● ACTION ITEM:
Where the word "JSON" occurs in a line of the data, return the whole line.

(Extracted data entries)
[Start of Attachment]

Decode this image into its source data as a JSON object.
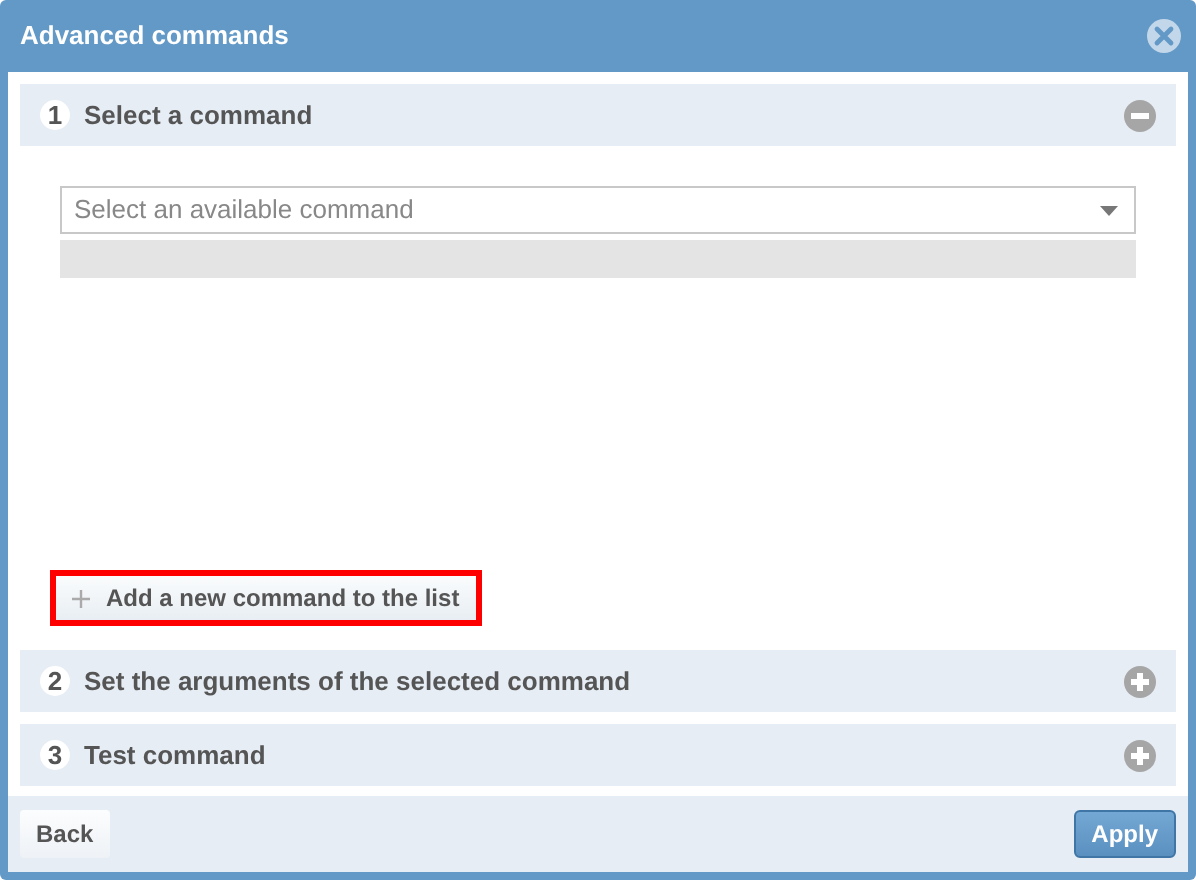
{
  "window": {
    "title": "Advanced commands"
  },
  "sections": [
    {
      "number": "1",
      "title": "Select a command",
      "expanded": true,
      "select": {
        "placeholder": "Select an available command"
      },
      "add_button": {
        "label": "Add a new command to the list",
        "highlighted": true
      }
    },
    {
      "number": "2",
      "title": "Set the arguments of the selected command",
      "expanded": false
    },
    {
      "number": "3",
      "title": "Test command",
      "expanded": false
    }
  ],
  "buttons": [
    {
      "label": "Back",
      "kind": "secondary"
    },
    {
      "label": "Apply",
      "kind": "primary"
    }
  ]
}
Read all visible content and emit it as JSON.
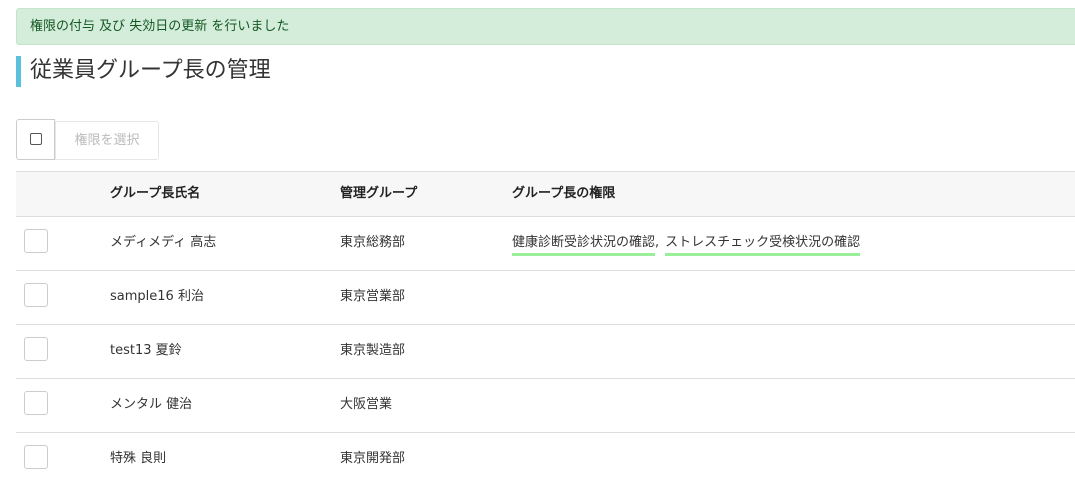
{
  "alert": {
    "message": "権限の付与 及び 失効日の更新 を行いました"
  },
  "page": {
    "title": "従業員グループ長の管理"
  },
  "toolbar": {
    "select_permission_label": "権限を選択"
  },
  "table": {
    "headers": {
      "name": "グループ長氏名",
      "group": "管理グループ",
      "permissions": "グループ長の権限"
    },
    "separator": ",",
    "rows": [
      {
        "name": "メディメディ 高志",
        "group": "東京総務部",
        "permissions": [
          "健康診断受診状況の確認",
          "ストレスチェック受検状況の確認"
        ]
      },
      {
        "name": "sample16 利治",
        "group": "東京営業部",
        "permissions": []
      },
      {
        "name": "test13 夏鈴",
        "group": "東京製造部",
        "permissions": []
      },
      {
        "name": "メンタル 健治",
        "group": "大阪営業",
        "permissions": []
      },
      {
        "name": "特殊 良則",
        "group": "東京開発部",
        "permissions": []
      }
    ]
  },
  "colors": {
    "accent": "#5bc0de",
    "alert_bg": "#d4edda",
    "alert_text": "#155724",
    "permission_underline": "#99ee99"
  }
}
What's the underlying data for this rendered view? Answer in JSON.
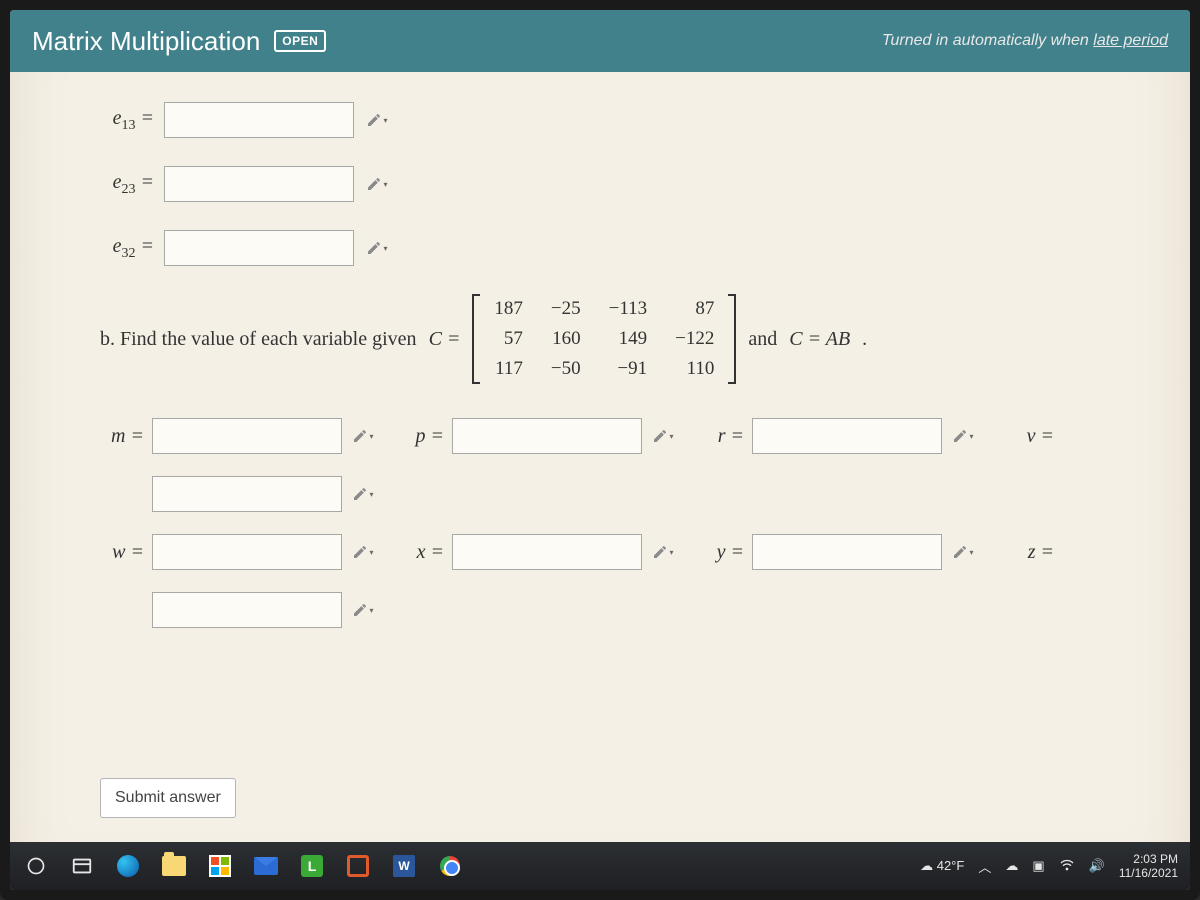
{
  "header": {
    "title": "Matrix Multiplication",
    "badge": "OPEN",
    "late_prefix": "Turned in automatically when ",
    "late_link": "late period"
  },
  "inputs": {
    "e13_label": "e₁₃ =",
    "e23_label": "e₂₃ =",
    "e32_label": "e₃₂ ="
  },
  "partb": {
    "prefix": "b. Find the value of each variable given ",
    "c_eq": "C =",
    "suffix_and": " and ",
    "c_ab": "C = AB",
    "period": ".",
    "matrix": [
      [
        "187",
        "−25",
        "−113",
        "87"
      ],
      [
        "57",
        "160",
        "149",
        "−122"
      ],
      [
        "117",
        "−50",
        "−91",
        "110"
      ]
    ]
  },
  "vars": {
    "m": "m =",
    "p": "p =",
    "r": "r =",
    "v": "v =",
    "w": "w =",
    "x": "x =",
    "y": "y =",
    "z": "z ="
  },
  "submit": "Submit answer",
  "taskbar": {
    "weather": "42°F",
    "time": "2:03 PM",
    "date": "11/16/2021"
  }
}
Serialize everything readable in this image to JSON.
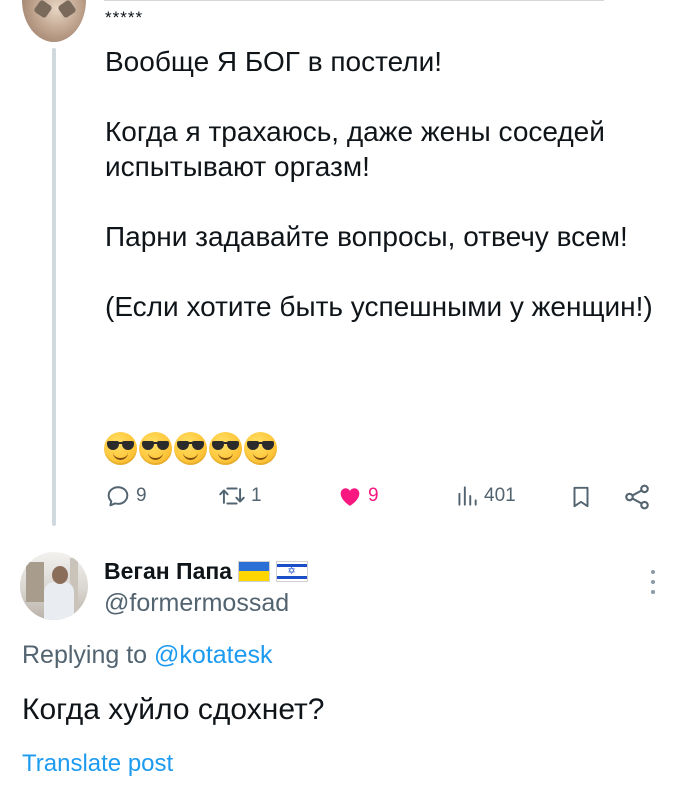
{
  "parent_tweet": {
    "header_text": "*****",
    "paragraphs": [
      "Вообще Я БОГ в постели!",
      "Когда я трахаюсь, даже жены соседей испытывают оргазм!",
      "Парни задавайте вопросы, отвечу всем!",
      "(Если хотите быть успешными у женщин!)"
    ],
    "emoji": [
      "smiling-face-with-sunglasses",
      "smiling-face-with-sunglasses",
      "smiling-face-with-sunglasses",
      "smiling-face-with-sunglasses",
      "smiling-face-with-sunglasses"
    ],
    "actions": {
      "reply_count": "9",
      "repost_count": "1",
      "like_count": "9",
      "views_count": "401"
    },
    "colors": {
      "like": "#f91880",
      "muted": "#536471",
      "thread_line": "#cfd9de"
    }
  },
  "reply_tweet": {
    "display_name": "Веган Папа",
    "flags": [
      "ukraine-flag",
      "israel-flag"
    ],
    "handle": "@formermossad",
    "replying_prefix": "Replying to",
    "replying_mention": "@kotatesk",
    "text": "Когда хуйло сдохнет?",
    "translate_label": "Translate post",
    "colors": {
      "link": "#1d9bf0"
    }
  }
}
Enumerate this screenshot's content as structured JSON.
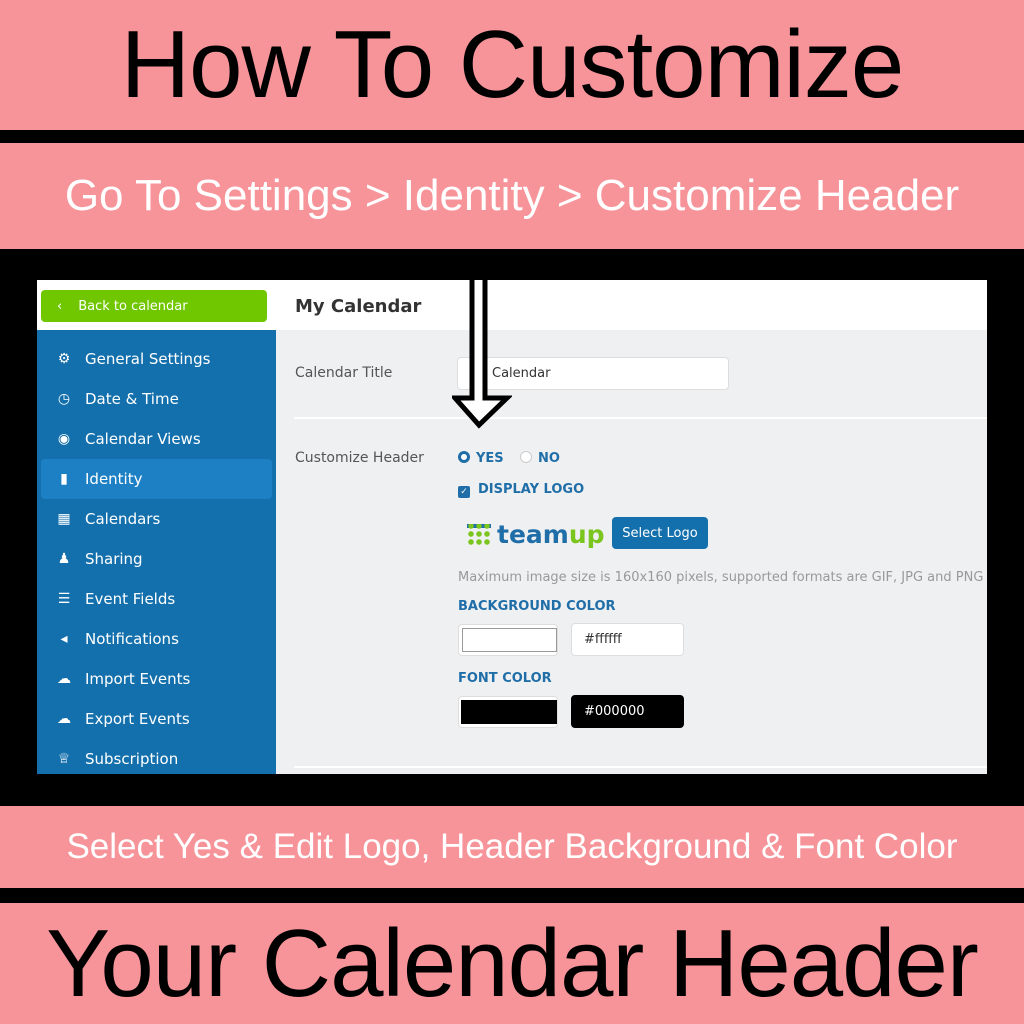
{
  "banner": {
    "title_top": "How To Customize",
    "step": "Go To Settings > Identity > Customize Header",
    "instruction": "Select Yes & Edit Logo, Header Background & Font Color",
    "title_bottom": "Your Calendar Header"
  },
  "sidebar": {
    "back_label": "Back to calendar",
    "items": [
      {
        "label": "General Settings",
        "icon": "gear-icon"
      },
      {
        "label": "Date & Time",
        "icon": "clock-icon"
      },
      {
        "label": "Calendar Views",
        "icon": "eye-icon"
      },
      {
        "label": "Identity",
        "icon": "bookmark-icon",
        "active": true
      },
      {
        "label": "Calendars",
        "icon": "calendar-icon"
      },
      {
        "label": "Sharing",
        "icon": "users-icon"
      },
      {
        "label": "Event Fields",
        "icon": "list-icon"
      },
      {
        "label": "Notifications",
        "icon": "volume-icon"
      },
      {
        "label": "Import Events",
        "icon": "cloud-upload-icon"
      },
      {
        "label": "Export Events",
        "icon": "cloud-download-icon"
      },
      {
        "label": "Subscription",
        "icon": "trophy-icon"
      }
    ]
  },
  "main": {
    "header": "My Calendar",
    "calendar_title_label": "Calendar Title",
    "calendar_title_value": "Calendar",
    "customize_header_label": "Customize Header",
    "yes": "YES",
    "no": "NO",
    "customize_selected": "YES",
    "display_logo": "DISPLAY LOGO",
    "display_logo_checked": true,
    "logo_text_a": "team",
    "logo_text_b": "up",
    "select_logo": "Select Logo",
    "logo_hint": "Maximum image size is 160x160 pixels, supported formats are GIF, JPG and PNG",
    "bg_color_label": "BACKGROUND COLOR",
    "bg_color": "#ffffff",
    "font_color_label": "FONT COLOR",
    "font_color": "#000000"
  },
  "colors": {
    "banner": "#f7949a",
    "sidebar": "#1470ad",
    "back_button": "#70c700"
  }
}
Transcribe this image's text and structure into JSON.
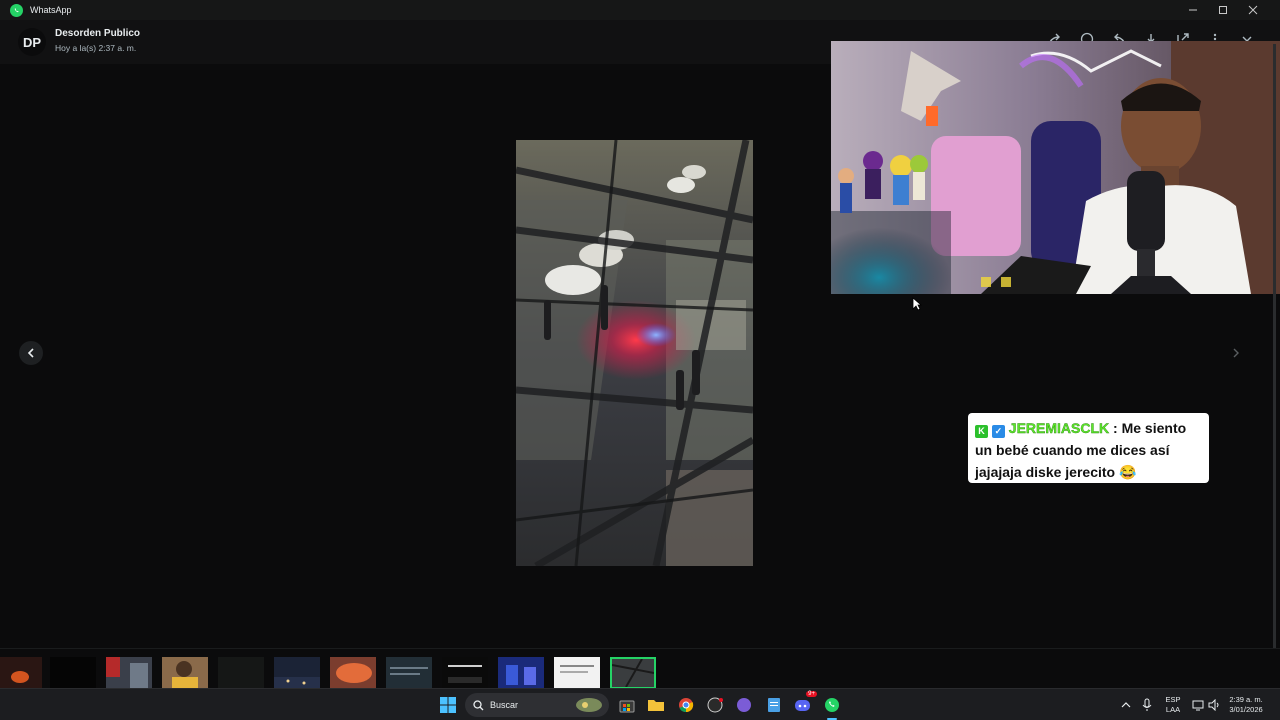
{
  "window": {
    "title": "WhatsApp"
  },
  "header": {
    "avatar_initials": "DP",
    "sender_name": "Desorden Publico",
    "timestamp": "Hoy a la(s) 2:37 a. m."
  },
  "chat_overlay": {
    "username": "JEREMIASCLK",
    "separator": " : ",
    "message": "Me siento un bebé cuando me dices así jajajaja diske jerecito",
    "emoji": "😂"
  },
  "taskbar": {
    "search_placeholder": "Buscar",
    "language_line1": "ESP",
    "language_line2": "LAA",
    "time": "2:39 a. m.",
    "date": "3/01/2026",
    "discord_badge": "9+"
  },
  "icons": {
    "app": "whatsapp-icon",
    "prev": "chevron-left-icon",
    "next": "chevron-right-icon"
  },
  "colors": {
    "accent": "#25d366",
    "chat_username": "#5de82b"
  }
}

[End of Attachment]

● RESPONSE BOX:
Decode this image into its source data as a JSON object.
Read all visible content and emit it as JSON.
What's the underlying data for this rendered view? Answer in JSON.
Serialize everything readable in this image to JSON.
Enumerate this screenshot's content as structured JSON.
Transcribe this image's text and structure into JSON.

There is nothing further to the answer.